One preferred method is to drift with natural bait. A simple set-up includes a mooching sinker with a heavy leader and double hook using whole Herring. Drifting a whole Herring will allow the angler to cover ground while enticing any Lingcod along the way.

Metal Lingcod Lures

Metal lures are very effective for Lingcod. While more expensive than fishing soft plastics, they can be the top producer. Metal jigs are slender and dense, therefore they sink quickly and get down to the fish. Select the proper size based on the depth fished.
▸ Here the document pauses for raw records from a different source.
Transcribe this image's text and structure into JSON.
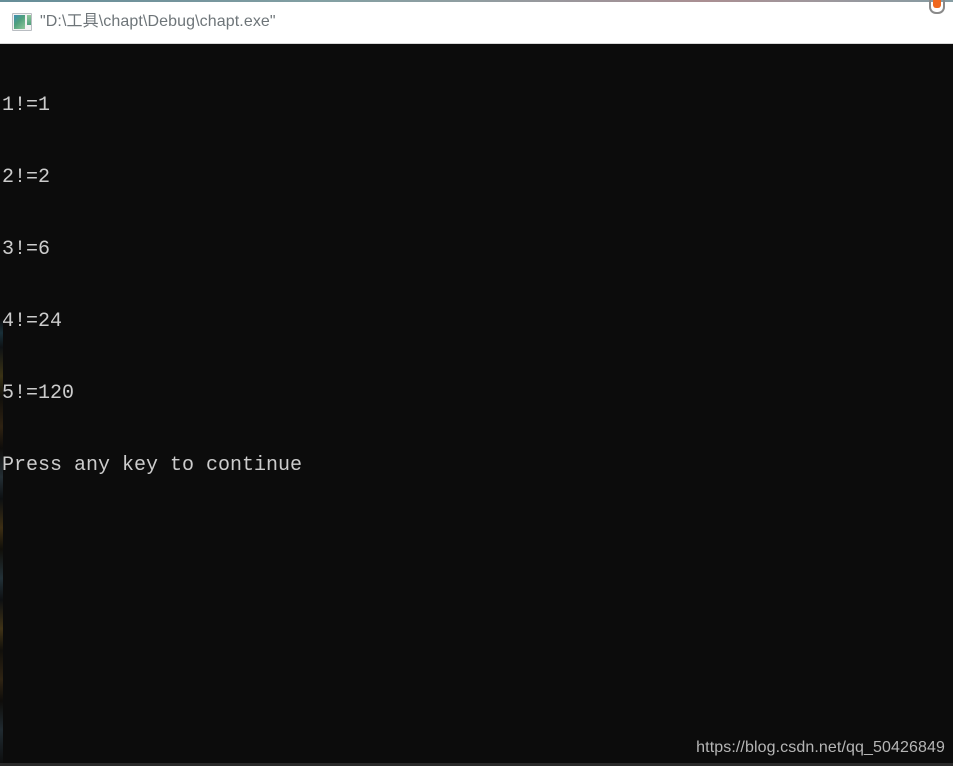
{
  "window": {
    "title": "\"D:\\工具\\chapt\\Debug\\chapt.exe\"",
    "icon_name": "console-app-icon",
    "title_bar_background": "#ffffff",
    "title_text_color": "#6e7579"
  },
  "corner": {
    "glyph_name": "orange-u-glyph",
    "accent_color": "#f0681f",
    "outline_color": "#8a8a8a"
  },
  "console": {
    "background": "#0c0c0c",
    "text_color": "#cccccc",
    "lines": [
      "1!=1",
      "2!=2",
      "3!=6",
      "4!=24",
      "5!=120",
      "Press any key to continue"
    ]
  },
  "watermark": {
    "text": "https://blog.csdn.net/qq_50426849",
    "color": "#b6b6b6"
  }
}
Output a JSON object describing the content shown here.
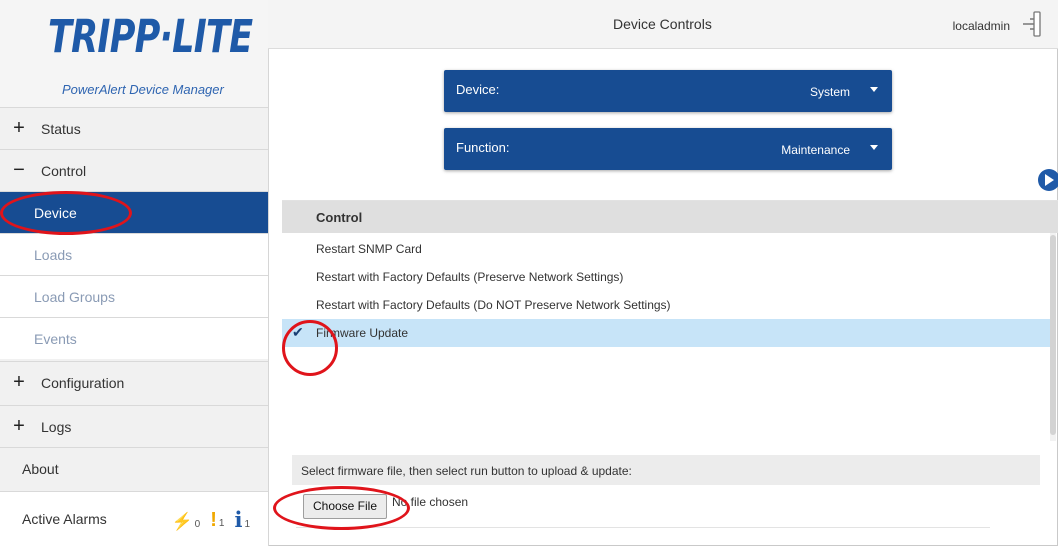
{
  "brand": {
    "logo_text": "TRIPP·LITE",
    "subtitle": "PowerAlert Device Manager"
  },
  "sidebar": {
    "items": [
      {
        "sign": "+",
        "label": "Status"
      },
      {
        "sign": "−",
        "label": "Control"
      },
      {
        "label": "Device",
        "active": true
      },
      {
        "label": "Loads"
      },
      {
        "label": "Load Groups"
      },
      {
        "label": "Events"
      },
      {
        "sign": "+",
        "label": "Configuration"
      },
      {
        "sign": "+",
        "label": "Logs"
      },
      {
        "label": "About"
      }
    ],
    "alarms": {
      "label": "Active Alarms",
      "critical_symbol": "⚡",
      "critical_count": "0",
      "warning_symbol": "!",
      "warning_count": "1",
      "info_symbol": "i",
      "info_count": "1"
    }
  },
  "header": {
    "title": "Device Controls",
    "user": "localadmin"
  },
  "dropdowns": {
    "device": {
      "label": "Device:",
      "value": "System"
    },
    "function": {
      "label": "Function:",
      "value": "Maintenance"
    }
  },
  "control_table": {
    "header": "Control",
    "rows": [
      {
        "label": "Restart SNMP Card",
        "selected": false
      },
      {
        "label": "Restart with Factory Defaults (Preserve Network Settings)",
        "selected": false
      },
      {
        "label": "Restart with Factory Defaults (Do NOT Preserve Network Settings)",
        "selected": false
      },
      {
        "label": "Firmware Update",
        "selected": true
      }
    ]
  },
  "file_upload": {
    "instruction": "Select firmware file, then select run button to upload & update:",
    "button_label": "Choose File",
    "status": "No file chosen"
  },
  "colors": {
    "primary": "#174c92",
    "selected_row": "#c7e4f8",
    "annotation": "#e0141b",
    "critical": "#e0141b",
    "warning": "#f0a800",
    "info": "#1f5aa8"
  },
  "icons": [
    "plug-icon",
    "play-circle-icon",
    "checkmark-icon",
    "caret-down-icon",
    "lightning-icon",
    "exclamation-icon",
    "info-icon"
  ]
}
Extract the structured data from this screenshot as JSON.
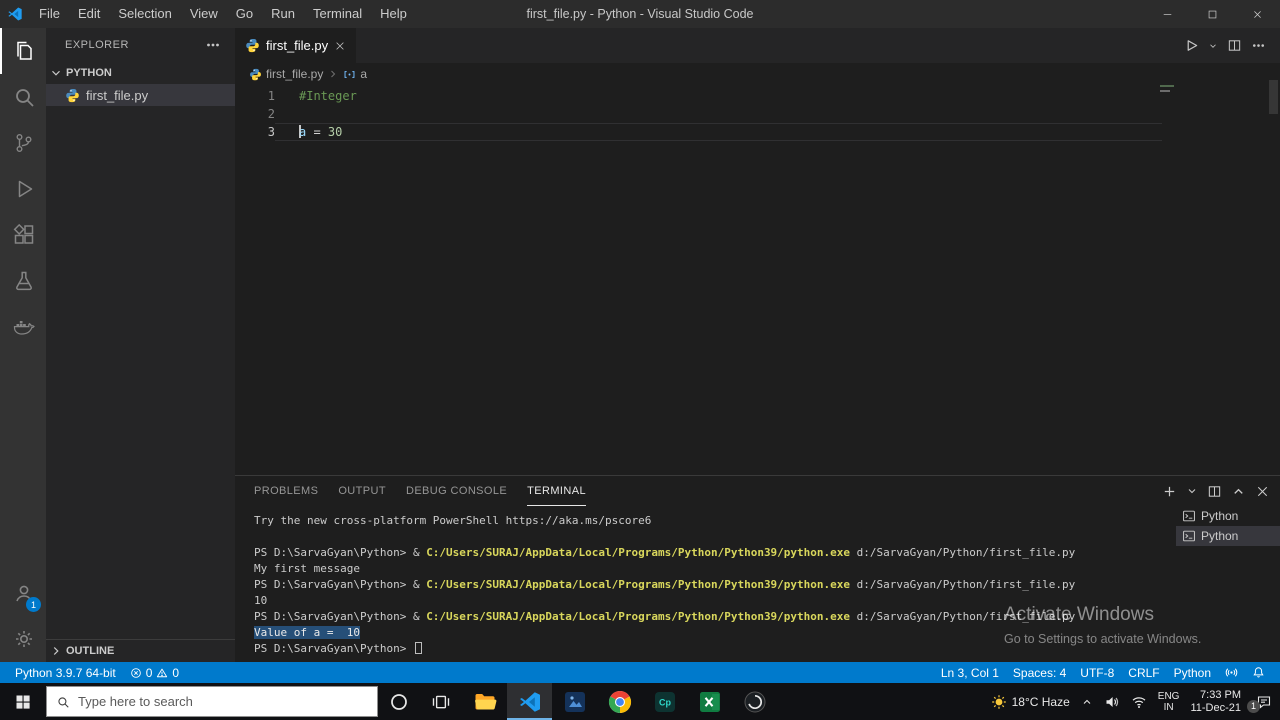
{
  "titlebar": {
    "menus": [
      "File",
      "Edit",
      "Selection",
      "View",
      "Go",
      "Run",
      "Terminal",
      "Help"
    ],
    "title": "first_file.py - Python - Visual Studio Code"
  },
  "activity_bar": {
    "top": [
      {
        "name": "explorer",
        "icon": "files-icon",
        "active": true
      },
      {
        "name": "search",
        "icon": "search-icon"
      },
      {
        "name": "source-control",
        "icon": "source-control-icon"
      },
      {
        "name": "run-and-debug",
        "icon": "run-debug-icon"
      },
      {
        "name": "extensions",
        "icon": "extensions-icon"
      },
      {
        "name": "testing",
        "icon": "beaker-icon"
      },
      {
        "name": "docker",
        "icon": "docker-icon"
      }
    ],
    "bottom": [
      {
        "name": "accounts",
        "icon": "account-icon",
        "badge": "1"
      },
      {
        "name": "settings",
        "icon": "gear-icon"
      }
    ]
  },
  "sidebar": {
    "title": "EXPLORER",
    "section_label": "PYTHON",
    "files": [
      {
        "label": "first_file.py",
        "icon": "python-icon",
        "selected": true
      }
    ],
    "outline_label": "OUTLINE"
  },
  "editor": {
    "tabs": [
      {
        "label": "first_file.py",
        "icon": "python-icon",
        "active": true
      }
    ],
    "breadcrumb": {
      "file": "first_file.py",
      "symbol": "a"
    },
    "code_lines": [
      {
        "num": "1",
        "tokens": [
          {
            "text": "#Integer",
            "style": "comment"
          }
        ]
      },
      {
        "num": "2",
        "tokens": []
      },
      {
        "num": "3",
        "current": true,
        "tokens": [
          {
            "text": "a",
            "style": "variable",
            "cursor_before": true
          },
          {
            "text": " = ",
            "style": "plain"
          },
          {
            "text": "30",
            "style": "number"
          }
        ]
      }
    ]
  },
  "panel": {
    "tabs": [
      {
        "label": "PROBLEMS"
      },
      {
        "label": "OUTPUT"
      },
      {
        "label": "DEBUG CONSOLE"
      },
      {
        "label": "TERMINAL",
        "active": true
      }
    ],
    "terminal_lines": [
      {
        "segments": [
          {
            "text": "Try the new cross-platform PowerShell https://aka.ms/pscore6",
            "style": "plain"
          }
        ]
      },
      {
        "segments": []
      },
      {
        "segments": [
          {
            "text": "PS D:\\SarvaGyan\\Python> & ",
            "style": "plain"
          },
          {
            "text": "C:/Users/SURAJ/AppData/Local/Programs/Python/Python39/python.exe",
            "style": "command"
          },
          {
            "text": " d:/SarvaGyan/Python/first_file.py",
            "style": "plain"
          }
        ]
      },
      {
        "segments": [
          {
            "text": "My first message",
            "style": "plain"
          }
        ]
      },
      {
        "segments": [
          {
            "text": "PS D:\\SarvaGyan\\Python> & ",
            "style": "plain"
          },
          {
            "text": "C:/Users/SURAJ/AppData/Local/Programs/Python/Python39/python.exe",
            "style": "command"
          },
          {
            "text": " d:/SarvaGyan/Python/first_file.py",
            "style": "plain"
          }
        ]
      },
      {
        "segments": [
          {
            "text": "10",
            "style": "plain"
          }
        ]
      },
      {
        "segments": [
          {
            "text": "PS D:\\SarvaGyan\\Python> & ",
            "style": "plain"
          },
          {
            "text": "C:/Users/SURAJ/AppData/Local/Programs/Python/Python39/python.exe",
            "style": "command"
          },
          {
            "text": " d:/SarvaGyan/Python/first_file.py",
            "style": "plain"
          }
        ]
      },
      {
        "segments": [
          {
            "text": "Value of a =  10",
            "style": "selected"
          }
        ]
      },
      {
        "segments": [
          {
            "text": "PS D:\\SarvaGyan\\Python> ",
            "style": "plain"
          }
        ],
        "cursor": true
      }
    ],
    "terminal_list": [
      {
        "label": "Python",
        "icon": "terminal-icon"
      },
      {
        "label": "Python",
        "icon": "terminal-icon",
        "selected": true
      }
    ]
  },
  "status_bar": {
    "python_version": "Python 3.9.7 64-bit",
    "errors": "0",
    "warnings": "0",
    "right_items": [
      "Ln 3, Col 1",
      "Spaces: 4",
      "UTF-8",
      "CRLF",
      "Python"
    ]
  },
  "watermark": {
    "title": "Activate Windows",
    "subtitle": "Go to Settings to activate Windows."
  },
  "taskbar": {
    "search_placeholder": "Type here to search",
    "apps": [
      {
        "name": "file-explorer",
        "icon": "folder-icon"
      },
      {
        "name": "vscode",
        "icon": "vscode-icon",
        "active": true
      },
      {
        "name": "photos",
        "icon": "photos-icon"
      },
      {
        "name": "chrome",
        "icon": "chrome-icon"
      },
      {
        "name": "camtasia",
        "icon": "camtasia-icon"
      },
      {
        "name": "excel",
        "icon": "excel-icon"
      },
      {
        "name": "obs",
        "icon": "obs-icon"
      }
    ],
    "tray": {
      "weather": "18°C Haze",
      "lang_top": "ENG",
      "lang_bottom": "IN",
      "time": "7:33 PM",
      "date": "11-Dec-21",
      "notification_badge": "1"
    }
  }
}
A Pline Lazer Minnow metal jig weighing 1 ounce might be enough to fish around the edges of a Kelp bed, but a 24 ounce Norwegian Cod Jig might be what is needed offshore.

Soft Plastic Lingcod Lures

Fishing for Lingcod with soft plastics is extremely popular and extremely productive. Single-tail and double-tail plastic grubs in 4” and 6” are the most common lure to find in any Lingcod anglers tackle box. Thread these on a jighead, drop them to the bottom and “jig” them as you would a metal jig. To jig: lift the rod tip in a popping motion, and allow the jig to flutter downwards as you lower your rod tip.

Swimbaits are also extremely popular. I would recommend purchasing swimbaits that are weightless so that you can select the appropriately weighted jighead. Several varieties are available that have the weight imbedded into the bait, but these typically are too lightweight to get down to Lings in most areas we fish.